Arches and Vaults of Stone
The pointed arch is a distinguishing feature of Gothic architecture. Inside buildings, pointed arches are combined to make tall vaults that taper up to points. The pointed vaults allowed builders to make very high, vaulted ceilings.
Entrance to Dean’s Yard
The building next to Westminster Abbey has an arched doorway that leads to an interior courtyard, Dean’s Yard. The building’s gothic features include tall, thin octagonal towers with turrets, lancet windows, and pointed arches.
A Romanesque Revival
St. Margaret’s, the smaller church next to Westminster Abbey, was founded in the 11th century. It has been rebuilt several times, always in the Romanesque style. This was the prevailing building style in Europe between Roman and medieval times.
The Renaissance Revives Roman Grandeur

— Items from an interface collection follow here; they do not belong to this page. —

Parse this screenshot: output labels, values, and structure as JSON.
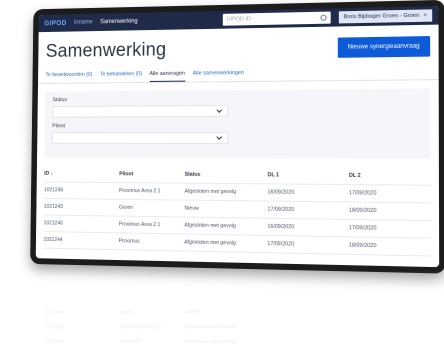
{
  "topbar": {
    "brand": "GIPOD",
    "nav_home": "Inname",
    "nav_current": "Samenwerking",
    "search_placeholder": "GIPOD ID",
    "user": "Boris Bijdrager Groen - Groen"
  },
  "header": {
    "title": "Samenwerking",
    "new_button": "Nieuwe synergieaanvraag"
  },
  "tabs": [
    {
      "label": "Te beantwoorden (0)"
    },
    {
      "label": "Te behandelen (0)"
    },
    {
      "label": "Alle aanvragen"
    },
    {
      "label": "Alle samenwerkingen"
    }
  ],
  "filters": {
    "status_label": "Status",
    "pilot_label": "Piloot"
  },
  "table": {
    "headers": [
      "ID ↓",
      "Piloot",
      "Status",
      "DL 1",
      "DL 2"
    ],
    "rows": [
      [
        "1021248",
        "Proximus Area 2.1",
        "Afgesloten met gevolg",
        "16/09/2020",
        "17/09/2020"
      ],
      [
        "1021243",
        "Groen",
        "Nieuw",
        "17/09/2020",
        "18/09/2020"
      ],
      [
        "1021240",
        "Proximus Area 2.1",
        "Afgesloten met gevolg",
        "16/09/2020",
        "17/09/2020"
      ],
      [
        "1021244",
        "Proximus",
        "Afgesloten met gevolg",
        "17/09/2020",
        "18/09/2020"
      ]
    ]
  },
  "colors": {
    "topbar": "#1f2b49",
    "primary": "#0d5bd8",
    "tab_link": "#2d69c9"
  }
}
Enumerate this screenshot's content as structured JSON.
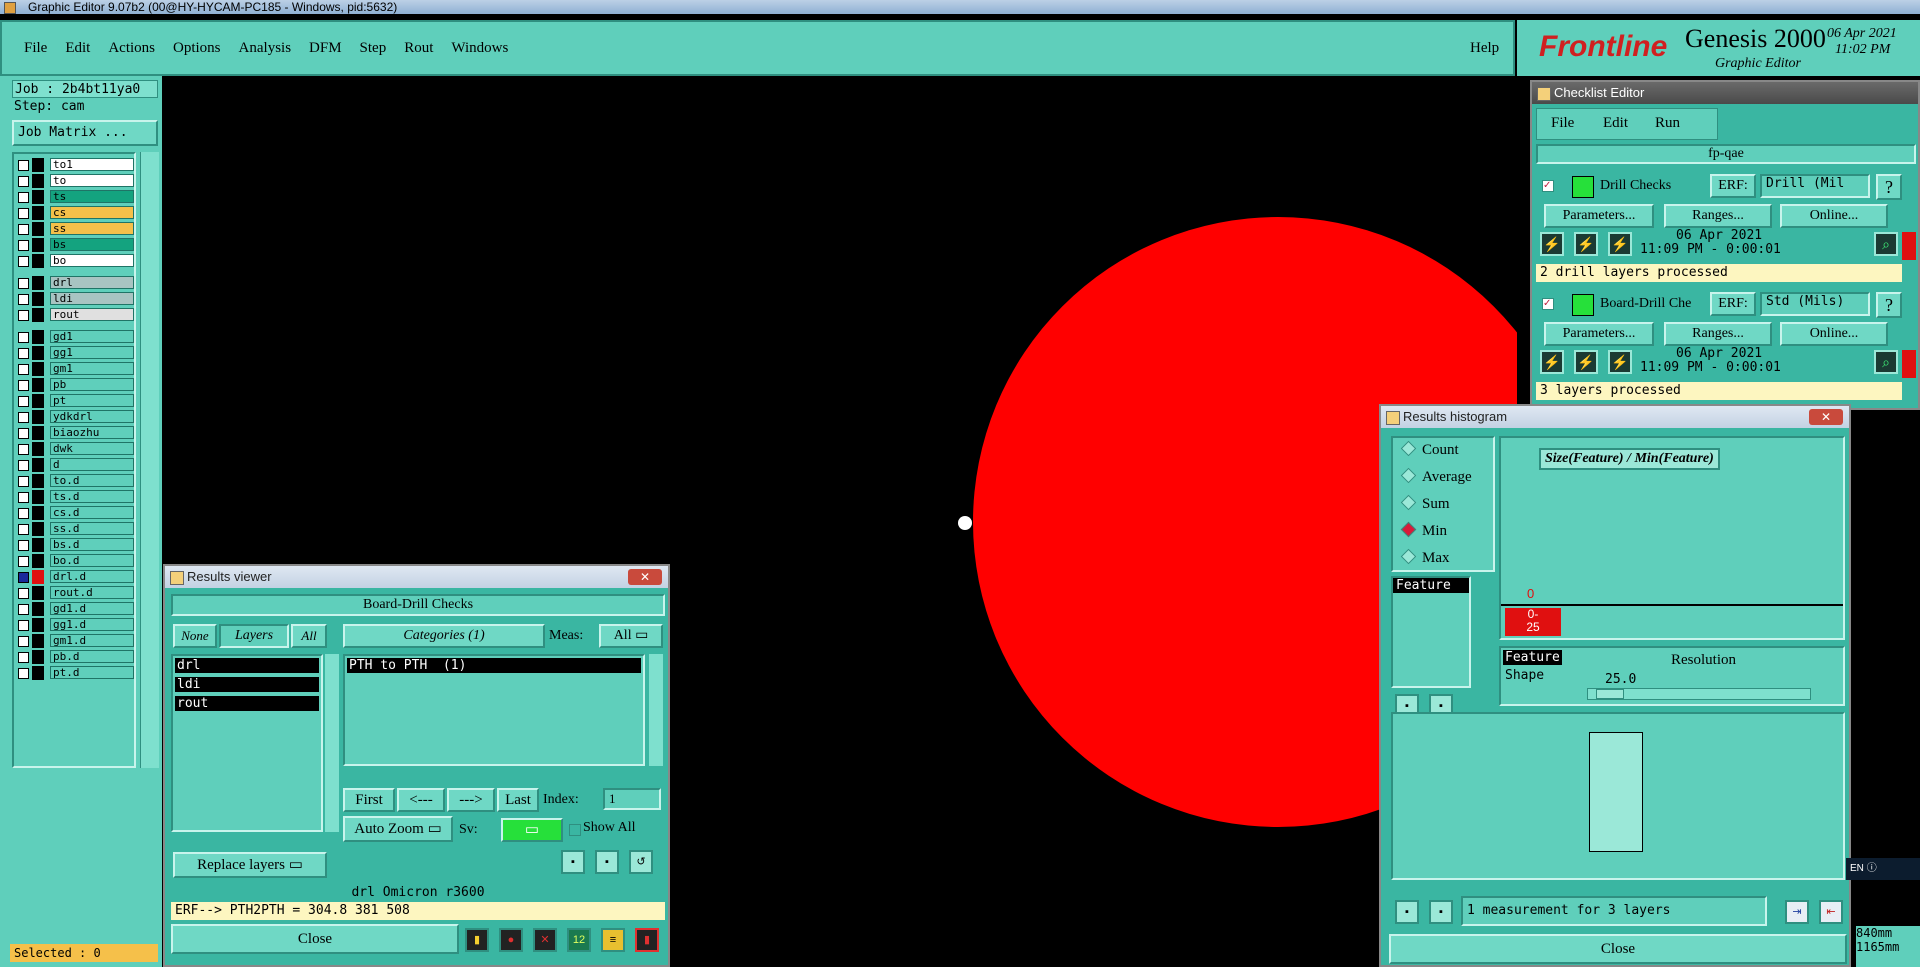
{
  "titlebar": {
    "text": "Graphic Editor 9.07b2 (00@HY-HYCAM-PC185 - Windows, pid:5632)"
  },
  "menubar": {
    "items": [
      "File",
      "Edit",
      "Actions",
      "Options",
      "Analysis",
      "DFM",
      "Step",
      "Rout",
      "Windows"
    ],
    "help": "Help"
  },
  "brand": {
    "logo": "Frontline",
    "product": "Genesis 2000",
    "sub": "Graphic Editor",
    "date": "06 Apr 2021",
    "time": "11:02 PM"
  },
  "left_panel": {
    "job": "Job : 2b4bt11ya0",
    "step": "Step: cam",
    "job_matrix": "Job Matrix ...",
    "selected": "Selected : 0",
    "layers": [
      {
        "name": "to1",
        "bg": "#ffffff"
      },
      {
        "name": "to",
        "bg": "#ffffff"
      },
      {
        "name": "ts",
        "bg": "#14a37f"
      },
      {
        "name": "cs",
        "bg": "#f5c04a"
      },
      {
        "name": "ss",
        "bg": "#f5c04a"
      },
      {
        "name": "bs",
        "bg": "#14a37f"
      },
      {
        "name": "bo",
        "bg": "#ffffff"
      },
      {
        "name": "drl",
        "bg": "#a8c4c2"
      },
      {
        "name": "ldi",
        "bg": "#a8c4c2"
      },
      {
        "name": "rout",
        "bg": "#e0e0e0"
      },
      {
        "name": "gd1",
        "bg": "#5fcfbb"
      },
      {
        "name": "gg1",
        "bg": "#5fcfbb"
      },
      {
        "name": "gm1",
        "bg": "#5fcfbb"
      },
      {
        "name": "pb",
        "bg": "#5fcfbb"
      },
      {
        "name": "pt",
        "bg": "#5fcfbb"
      },
      {
        "name": "ydkdrl",
        "bg": "#5fcfbb"
      },
      {
        "name": "biaozhu",
        "bg": "#5fcfbb"
      },
      {
        "name": "dwk",
        "bg": "#5fcfbb"
      },
      {
        "name": "d",
        "bg": "#5fcfbb"
      },
      {
        "name": "to.d",
        "bg": "#5fcfbb"
      },
      {
        "name": "ts.d",
        "bg": "#5fcfbb"
      },
      {
        "name": "cs.d",
        "bg": "#5fcfbb"
      },
      {
        "name": "ss.d",
        "bg": "#5fcfbb"
      },
      {
        "name": "bs.d",
        "bg": "#5fcfbb"
      },
      {
        "name": "bo.d",
        "bg": "#5fcfbb"
      },
      {
        "name": "drl.d",
        "bg": "#5fcfbb"
      },
      {
        "name": "rout.d",
        "bg": "#5fcfbb"
      },
      {
        "name": "gd1.d",
        "bg": "#5fcfbb"
      },
      {
        "name": "gg1.d",
        "bg": "#5fcfbb"
      },
      {
        "name": "gm1.d",
        "bg": "#5fcfbb"
      },
      {
        "name": "pb.d",
        "bg": "#5fcfbb"
      },
      {
        "name": "pt.d",
        "bg": "#5fcfbb"
      }
    ]
  },
  "results_viewer": {
    "title": "Results viewer",
    "header": "Board-Drill Checks",
    "none": "None",
    "layers": "Layers",
    "all": "All",
    "categories": "Categories (1)",
    "meas_label": "Meas:",
    "meas_value": "All",
    "layer_list": [
      "drl",
      "ldi",
      "rout"
    ],
    "category_list": [
      "PTH to PTH  (1)"
    ],
    "first": "First",
    "prev": "<---",
    "next": "--->",
    "last": "Last",
    "index_label": "Index:",
    "index_value": "1",
    "auto_zoom": "Auto Zoom",
    "sv_label": "Sv:",
    "show_all": "Show All",
    "replace_layers": "Replace layers",
    "info": "drl Omicron  r3600",
    "erf": "ERF--> PTH2PTH = 304.8 381 508",
    "close": "Close"
  },
  "checklist": {
    "title": "Checklist Editor",
    "menu": [
      "File",
      "Edit",
      "Run"
    ],
    "name": "fp-qae",
    "checks": [
      {
        "name": "Drill Checks",
        "erf_label": "ERF:",
        "erf": "Drill (Mil",
        "params": "Parameters...",
        "ranges": "Ranges...",
        "online": "Online...",
        "date": "06 Apr 2021",
        "time": "11:09 PM - 0:00:01",
        "status": "2 drill layers processed"
      },
      {
        "name": "Board-Drill Che",
        "erf_label": "ERF:",
        "erf": "Std (Mils)",
        "params": "Parameters...",
        "ranges": "Ranges...",
        "online": "Online...",
        "date": "06 Apr 2021",
        "time": "11:09 PM - 0:00:01",
        "status": "3 layers processed"
      }
    ]
  },
  "histogram": {
    "title": "Results histogram",
    "options": [
      "Count",
      "Average",
      "Sum",
      "Min",
      "Max"
    ],
    "selected": "Min",
    "formula": "Size(Feature) / Min(Feature)",
    "axis_zero": "0",
    "bin_label": "0-\n25",
    "list_item": "Feature",
    "res_items": [
      "Feature",
      "Shape"
    ],
    "resolution_label": "Resolution",
    "resolution": "25.0",
    "status": "1 measurement for 3 layers",
    "close": "Close"
  },
  "tray": {
    "lang": "EN",
    "dim1": "840mm",
    "dim2": "1165mm"
  }
}
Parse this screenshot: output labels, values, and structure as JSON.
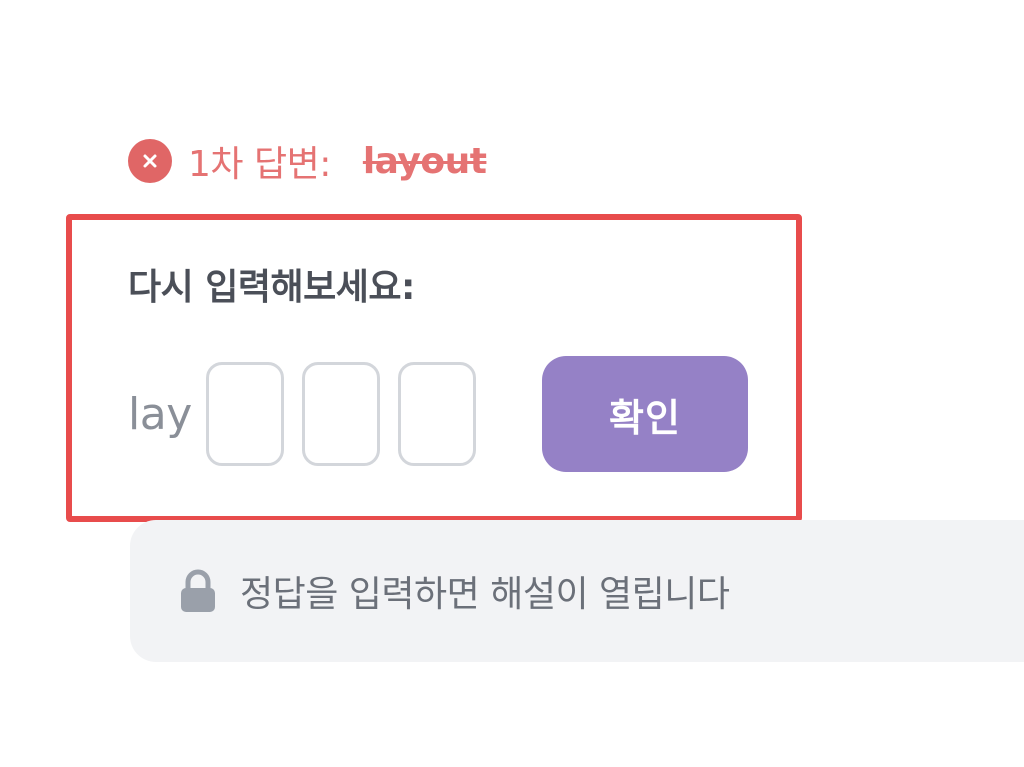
{
  "first_attempt": {
    "label": "1차 답변:",
    "answer": "layout",
    "status_icon": "error-x-icon"
  },
  "retry": {
    "prompt": "다시 입력해보세요:",
    "prefix": "lay",
    "input_boxes": [
      "",
      "",
      ""
    ],
    "confirm_label": "확인"
  },
  "explanation": {
    "locked_text": "정답을 입력하면 해설이 열립니다",
    "icon": "lock-icon"
  },
  "colors": {
    "error": "#e57373",
    "highlight_border": "#e84c4c",
    "button": "#9581c6",
    "locked_bg": "#f2f3f5"
  }
}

We are in Vatican City, Rome, visiting the Basilica of St. Peter. This massive church was built between 1506 and 1615 A.D. It is an important destination for Christian pilgrims. A succession of great architects, including the artists Raphael and Michelangelo, contributed to the design of this sanctuary.
The Renaissance and Baroque architects of St. Peter’s consciously revived elements of Greek and Roman architecture, such as columns, round arches, and domes, as well as a Classical sense of grandeur.
The Dome of St. Peter
The great dome of St. Peter’s is in the centre of the church, above the high altar. Designed by Michelangelo, it inspired many other domes, including that of St. Paul’s Cathedral in London.
By Loomis DeanLIFE Photo Collection
The elliptical piazza through which pilgrims approach St. Peter’s Basilica was designed by Gian Lorenzo Bernini and built between 1655 and 1667. The architect intended the wide, sweeping circles to suggest the welcoming arms of the church.
The Baroque Style Takes Hold
We are in St. Petersburg, Russia, in front of the Winter Palace, a magnificent Baroque building that was completed in 1762, the same year that Catharine II assumed the throne. The term baroque connotes elaboration in music and art as well as architecture.
However, the underlying structures of baroque architecture are often of stark, even severe design. Their ornate decoration is what makes them Baroque. The Winter Palace is now the main building of the Hermitage Museum.
The green, white, and gold façade of the Winter Palace highlights another element of Baroque architecture—its sense of lightness. Baroque buildings have many windows, decorated columns, and other graceful features that appealed to an aristocracy devoted to pleasure.
Another feature of many Baroque palaces is a gigantic sense of scale. Like Versailles Palace near Paris, France, the Winter Palace is surrounded by enormous neoclassical buildings, to create a setting worthy of an imperial family.
A Modern Home for Baroque Music
Opera is a form of music that dates from the Baroque era. But here in Valencia, Spain, opera is performed in an ultra-modern building, the Reina Sofia Palace of the Arts.
Like many other modern buildings, the Reina Sofia Palace is a freeform structure that makes creative use of metal, glass, poured concrete, and other building materials. Gone are the straight lines and right angles that characterized buildings of earlier eras.
The dome of the Reina Sofia Palace of the Arts is 74 metres high and made of metal. A huge curved “plume” extends from the dome and sweeps down to the ground, giving the building the feeling of a giant ship or spacecraft.
A Spectacular Space
Calatrava intended the Reina Sofia Palace to be a symbol of Valencia and an urban gathering place as well as a music venue. The building, which is surrounded by gardens and parks, contrasts spectacularly with angular modern buildings nearby.
A Mix of Modern and Traditional
Looking out from the modern Reina Sofia Palace of the Arts, we see older buildings from the 20th, 19th, and 18th centuries. Modern European buildings both contrast and harmonize with the architecture of past eras.